◆ **The problem**
Look through the entries below and count every line in which "score" appears; reply with the number only.

Data items
== Segment start ==

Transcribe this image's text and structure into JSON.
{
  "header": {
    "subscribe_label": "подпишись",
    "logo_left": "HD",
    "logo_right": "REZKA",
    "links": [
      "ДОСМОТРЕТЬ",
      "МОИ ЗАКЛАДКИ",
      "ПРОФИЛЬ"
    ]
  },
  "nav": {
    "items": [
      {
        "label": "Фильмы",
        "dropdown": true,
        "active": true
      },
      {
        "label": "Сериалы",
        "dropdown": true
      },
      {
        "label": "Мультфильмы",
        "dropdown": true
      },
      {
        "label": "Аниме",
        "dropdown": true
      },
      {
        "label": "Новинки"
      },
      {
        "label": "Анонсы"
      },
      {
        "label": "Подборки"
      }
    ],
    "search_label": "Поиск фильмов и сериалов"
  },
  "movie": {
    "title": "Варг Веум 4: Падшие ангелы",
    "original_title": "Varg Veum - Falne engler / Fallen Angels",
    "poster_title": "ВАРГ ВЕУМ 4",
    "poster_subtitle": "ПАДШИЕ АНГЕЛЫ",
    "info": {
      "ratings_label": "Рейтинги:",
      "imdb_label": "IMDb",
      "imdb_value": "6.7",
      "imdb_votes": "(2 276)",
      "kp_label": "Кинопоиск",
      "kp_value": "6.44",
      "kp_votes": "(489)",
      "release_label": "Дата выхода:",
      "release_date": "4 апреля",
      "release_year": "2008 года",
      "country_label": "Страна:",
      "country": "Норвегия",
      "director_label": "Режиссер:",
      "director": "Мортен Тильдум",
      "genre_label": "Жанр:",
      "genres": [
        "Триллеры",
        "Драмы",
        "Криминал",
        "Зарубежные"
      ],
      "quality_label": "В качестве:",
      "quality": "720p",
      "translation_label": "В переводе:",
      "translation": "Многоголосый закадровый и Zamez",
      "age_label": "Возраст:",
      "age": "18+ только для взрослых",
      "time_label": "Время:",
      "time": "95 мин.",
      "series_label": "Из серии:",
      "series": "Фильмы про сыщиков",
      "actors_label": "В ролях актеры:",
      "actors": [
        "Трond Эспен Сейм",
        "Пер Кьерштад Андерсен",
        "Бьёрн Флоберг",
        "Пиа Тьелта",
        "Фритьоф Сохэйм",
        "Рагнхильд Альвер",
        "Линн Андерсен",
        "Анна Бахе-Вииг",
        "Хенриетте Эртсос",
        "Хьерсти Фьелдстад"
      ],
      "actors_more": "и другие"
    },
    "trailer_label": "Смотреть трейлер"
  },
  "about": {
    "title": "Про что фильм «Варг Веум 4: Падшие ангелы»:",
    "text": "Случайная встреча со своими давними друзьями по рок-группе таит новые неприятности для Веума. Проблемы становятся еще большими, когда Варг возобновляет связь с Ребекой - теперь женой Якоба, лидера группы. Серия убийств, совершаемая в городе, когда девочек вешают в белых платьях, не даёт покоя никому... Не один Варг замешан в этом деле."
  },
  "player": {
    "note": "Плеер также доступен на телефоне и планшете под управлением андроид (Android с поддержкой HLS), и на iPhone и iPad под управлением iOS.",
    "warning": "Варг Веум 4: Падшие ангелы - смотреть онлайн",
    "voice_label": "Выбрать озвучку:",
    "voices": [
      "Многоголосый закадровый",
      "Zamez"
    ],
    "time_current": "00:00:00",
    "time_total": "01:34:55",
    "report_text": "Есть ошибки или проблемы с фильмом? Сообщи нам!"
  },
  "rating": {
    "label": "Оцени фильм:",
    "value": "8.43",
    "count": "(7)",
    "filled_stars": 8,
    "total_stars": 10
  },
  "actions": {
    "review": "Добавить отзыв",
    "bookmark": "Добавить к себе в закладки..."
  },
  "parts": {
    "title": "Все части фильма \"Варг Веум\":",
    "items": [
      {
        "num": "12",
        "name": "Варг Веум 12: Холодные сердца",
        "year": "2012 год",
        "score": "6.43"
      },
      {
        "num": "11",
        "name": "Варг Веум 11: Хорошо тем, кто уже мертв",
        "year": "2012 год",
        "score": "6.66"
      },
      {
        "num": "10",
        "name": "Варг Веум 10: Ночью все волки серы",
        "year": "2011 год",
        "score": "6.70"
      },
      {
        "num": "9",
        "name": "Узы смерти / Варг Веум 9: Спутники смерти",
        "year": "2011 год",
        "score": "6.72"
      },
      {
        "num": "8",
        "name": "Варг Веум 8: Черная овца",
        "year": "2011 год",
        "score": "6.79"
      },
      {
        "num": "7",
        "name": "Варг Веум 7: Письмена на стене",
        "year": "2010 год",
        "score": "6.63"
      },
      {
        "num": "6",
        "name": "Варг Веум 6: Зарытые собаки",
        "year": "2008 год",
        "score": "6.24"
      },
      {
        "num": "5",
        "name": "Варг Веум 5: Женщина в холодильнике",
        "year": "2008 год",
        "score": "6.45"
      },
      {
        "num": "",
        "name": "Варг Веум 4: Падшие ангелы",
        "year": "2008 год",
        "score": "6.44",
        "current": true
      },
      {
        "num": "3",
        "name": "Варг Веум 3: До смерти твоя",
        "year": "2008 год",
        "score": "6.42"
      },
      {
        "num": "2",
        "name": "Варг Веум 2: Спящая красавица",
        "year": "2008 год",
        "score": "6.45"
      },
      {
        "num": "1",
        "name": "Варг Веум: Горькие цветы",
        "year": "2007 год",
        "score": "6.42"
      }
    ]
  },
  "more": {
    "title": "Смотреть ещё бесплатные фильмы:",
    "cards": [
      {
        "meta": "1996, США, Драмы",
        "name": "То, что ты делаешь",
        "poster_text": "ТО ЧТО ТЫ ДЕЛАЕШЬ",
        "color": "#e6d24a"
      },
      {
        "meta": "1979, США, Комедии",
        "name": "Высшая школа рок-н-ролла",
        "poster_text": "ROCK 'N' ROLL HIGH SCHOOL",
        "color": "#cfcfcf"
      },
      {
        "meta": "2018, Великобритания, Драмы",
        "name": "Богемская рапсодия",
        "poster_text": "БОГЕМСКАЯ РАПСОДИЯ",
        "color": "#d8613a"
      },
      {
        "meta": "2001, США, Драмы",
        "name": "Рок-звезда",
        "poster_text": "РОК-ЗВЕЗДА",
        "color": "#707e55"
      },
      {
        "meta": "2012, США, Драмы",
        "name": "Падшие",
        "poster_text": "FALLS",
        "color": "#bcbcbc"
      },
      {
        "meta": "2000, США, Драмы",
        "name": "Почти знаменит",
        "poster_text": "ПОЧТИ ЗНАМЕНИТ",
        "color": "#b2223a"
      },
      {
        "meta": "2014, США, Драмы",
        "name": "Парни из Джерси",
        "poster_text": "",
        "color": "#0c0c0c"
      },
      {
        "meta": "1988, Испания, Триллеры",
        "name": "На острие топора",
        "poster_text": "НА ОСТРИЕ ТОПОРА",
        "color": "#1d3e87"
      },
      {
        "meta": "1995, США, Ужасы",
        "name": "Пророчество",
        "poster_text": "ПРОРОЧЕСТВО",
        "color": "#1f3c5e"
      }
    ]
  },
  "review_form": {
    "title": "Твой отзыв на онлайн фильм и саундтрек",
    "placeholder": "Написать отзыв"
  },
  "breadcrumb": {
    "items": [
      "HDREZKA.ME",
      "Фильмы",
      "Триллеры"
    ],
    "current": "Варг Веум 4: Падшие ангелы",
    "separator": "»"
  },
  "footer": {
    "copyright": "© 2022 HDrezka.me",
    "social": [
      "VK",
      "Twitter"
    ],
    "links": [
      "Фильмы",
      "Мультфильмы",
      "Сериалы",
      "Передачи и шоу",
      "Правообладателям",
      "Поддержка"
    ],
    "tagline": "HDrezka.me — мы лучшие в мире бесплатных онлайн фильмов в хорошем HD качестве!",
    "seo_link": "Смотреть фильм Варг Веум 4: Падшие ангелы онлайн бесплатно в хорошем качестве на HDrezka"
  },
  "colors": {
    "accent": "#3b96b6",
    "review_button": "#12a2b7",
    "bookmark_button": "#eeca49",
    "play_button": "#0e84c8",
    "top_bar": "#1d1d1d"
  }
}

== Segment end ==

◆ **Reply to the task**
12